Leading up to IATEFL Birmingham from 13th – 16th of April, we asked our delegates to preview their scheduled talks for our blog readers. Today we’re joined by Sarah Mercer who will discuss ‘Exploring psychology in language learning and teaching’ at the conference on Wednesday April 13th.
How we approach language learning, whether as a learner or a teacher, is crucially defined by our psychology; the way we view ourselves and our abilities, our motivation for engaging with or persisting in tasks, our beliefs about how the language should be learned and taught, our emotional experiences of the undertaking, and our relationships with others. It is important that we understand how our thoughts, motives and feelings can affect how we learn and teach. As such, the field of psychology represents a rich and important source of information for teachers to enhance their practice and their sensitivity to their own and their learners’ needs.

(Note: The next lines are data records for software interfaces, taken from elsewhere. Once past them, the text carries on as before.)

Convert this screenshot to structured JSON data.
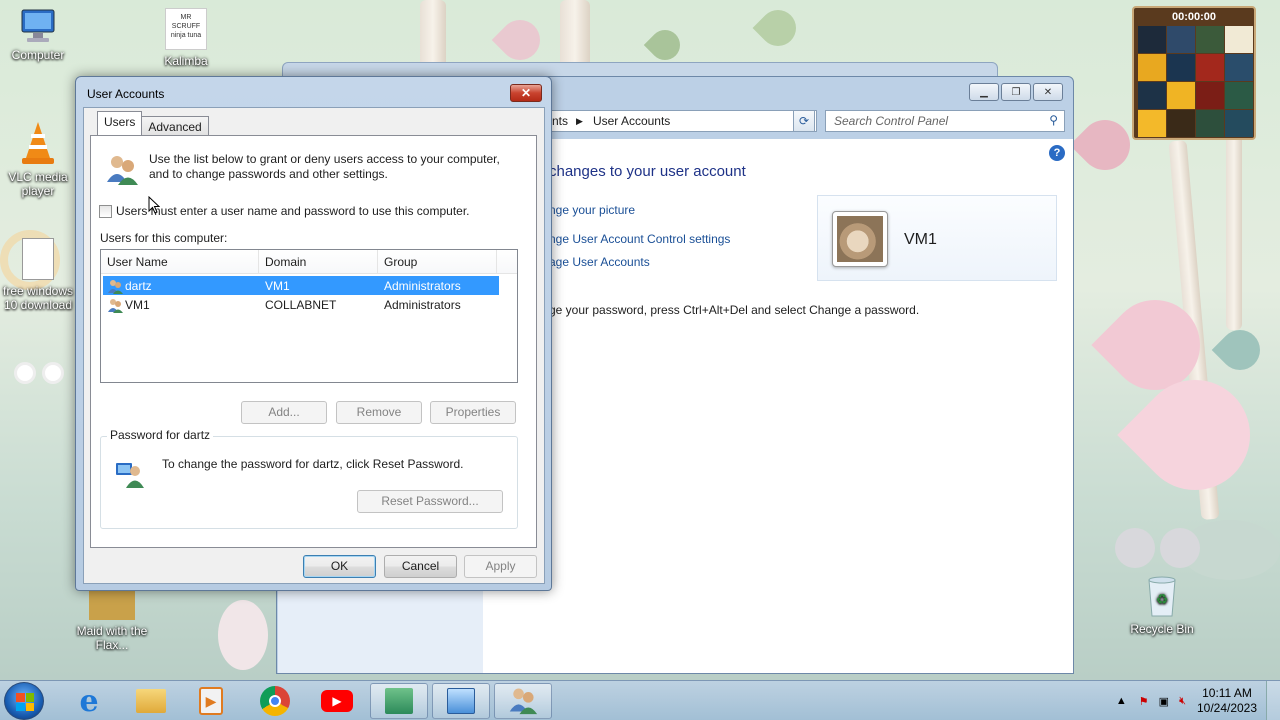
{
  "desktop": {
    "icons": [
      {
        "label": "Computer"
      },
      {
        "label": "Kalimba"
      },
      {
        "label": "VLC media player"
      },
      {
        "label": "free windows 10 download"
      },
      {
        "label": "Maid with the Flax..."
      },
      {
        "label": "Recycle Bin"
      }
    ],
    "kalimba_art_text": "MR SCRUFF ninja tuna"
  },
  "control_panel": {
    "breadcrumb_tail": "nts",
    "breadcrumb_current": "User Accounts",
    "search_placeholder": "Search Control Panel",
    "heading": "changes to your user account",
    "links": [
      "nge your picture",
      "nge User Account Control settings",
      "age User Accounts"
    ],
    "password_note": "ge your password, press Ctrl+Alt+Del and select Change a password.",
    "account_name": "VM1"
  },
  "dialog": {
    "title": "User Accounts",
    "tabs": [
      "Users",
      "Advanced"
    ],
    "intro": "Use the list below to grant or deny users access to your computer, and to change passwords and other settings.",
    "checkbox_label": "Users must enter a user name and password to use this computer.",
    "checkbox_checked": false,
    "users_label": "Users for this computer:",
    "columns": [
      "User Name",
      "Domain",
      "Group"
    ],
    "rows": [
      {
        "name": "dartz",
        "domain": "VM1",
        "group": "Administrators",
        "selected": true
      },
      {
        "name": "VM1",
        "domain": "COLLABNET",
        "group": "Administrators",
        "selected": false
      }
    ],
    "buttons": {
      "add": "Add...",
      "remove": "Remove",
      "properties": "Properties"
    },
    "password_group_title": "Password for dartz",
    "password_text": "To change the password for dartz, click Reset Password.",
    "reset_button": "Reset Password...",
    "ok": "OK",
    "cancel": "Cancel",
    "apply": "Apply"
  },
  "clock_widget": {
    "time": "00:00:00"
  },
  "taskbar": {
    "apps": [
      "internet-explorer",
      "file-explorer",
      "media-player",
      "chrome",
      "youtube",
      "app-installer",
      "control-panel",
      "user-accounts"
    ],
    "time": "10:11 AM",
    "date": "10/24/2023"
  }
}
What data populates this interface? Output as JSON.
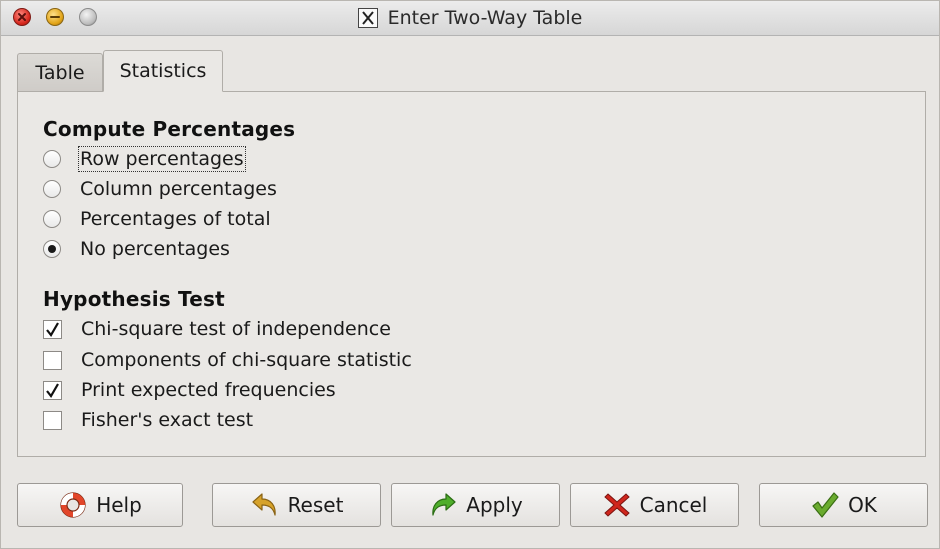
{
  "window": {
    "title": "Enter Two-Way Table",
    "title_icon": "x-window-icon"
  },
  "tabs": [
    {
      "label": "Table",
      "selected": false
    },
    {
      "label": "Statistics",
      "selected": true
    }
  ],
  "compute_percentages": {
    "title": "Compute Percentages",
    "options": [
      {
        "label": "Row percentages",
        "checked": false
      },
      {
        "label": "Column percentages",
        "checked": false
      },
      {
        "label": "Percentages of total",
        "checked": false
      },
      {
        "label": "No percentages",
        "checked": true
      }
    ]
  },
  "hypothesis_test": {
    "title": "Hypothesis Test",
    "options": [
      {
        "label": "Chi-square test of independence",
        "checked": true
      },
      {
        "label": "Components of chi-square statistic",
        "checked": false
      },
      {
        "label": "Print expected frequencies",
        "checked": true
      },
      {
        "label": "Fisher's exact test",
        "checked": false
      }
    ]
  },
  "buttons": {
    "help": "Help",
    "reset": "Reset",
    "apply": "Apply",
    "cancel": "Cancel",
    "ok": "OK"
  },
  "colors": {
    "apply_arrow": "#4fae2b",
    "reset_arrow": "#d6a22a",
    "cancel_x": "#d0261d",
    "ok_check": "#6aab2e"
  }
}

In my own work to date, I have focused largely on the psychology of language learners. As teachers, it is important that we reflect on how we understand our learners as individuals. How an individual engages with learning a language is less dependent on the materials and subject knowledge of their teacher, but is rather more connected with their teacher’s interpersonal skills and ability to create motivating and enabling learning conditions in the classroom. As an example, a key facet of language learners’ psychology is their self-concept, which is what they believe and feel about themselves as language learners – do they feel confident in their skills? Do they feel comfortable using the language? Do they believe they are able to improve their skills? All of these beliefs and emotions impact on the learner’s motivation and behaviours. As teachers, we can work on creating the right kinds of conditions in our classrooms for our learners to develop healthy self-related beliefs which ensure they are in the best position to learn a language to the best of their ability.
However, one thing I have increasingly become aware of is that teacher and learner psychology are in fact two sides of the same coin. As social beings, we are all aware of the moods, emotions and beliefs of those around us, especially those we are close to or respect. For classroom life, this means the teacher has an enormous influence on the psychology of the students they work with. In turn, teachers are influenced by the moods of their learners and the atmosphere in the group. To start a positive cycle of interactions in the classroom, we need to ensure that as teachers we have high levels of professional well-being alongside positive personal and professional psychology. Only when we are in the right frame of mind for teaching can we ensure our learners are provided with the best conditions in which to develop their own positive attitudes, emotions, motivations, and engagement.
In the end, psychology for language learning is not just about the psychological well-being of our learners, although this will always remain a prime focus, but it is also about the psychology of teachers and how we can ensure that they thrive in their jobs, for their own sake as well as for that of their learners.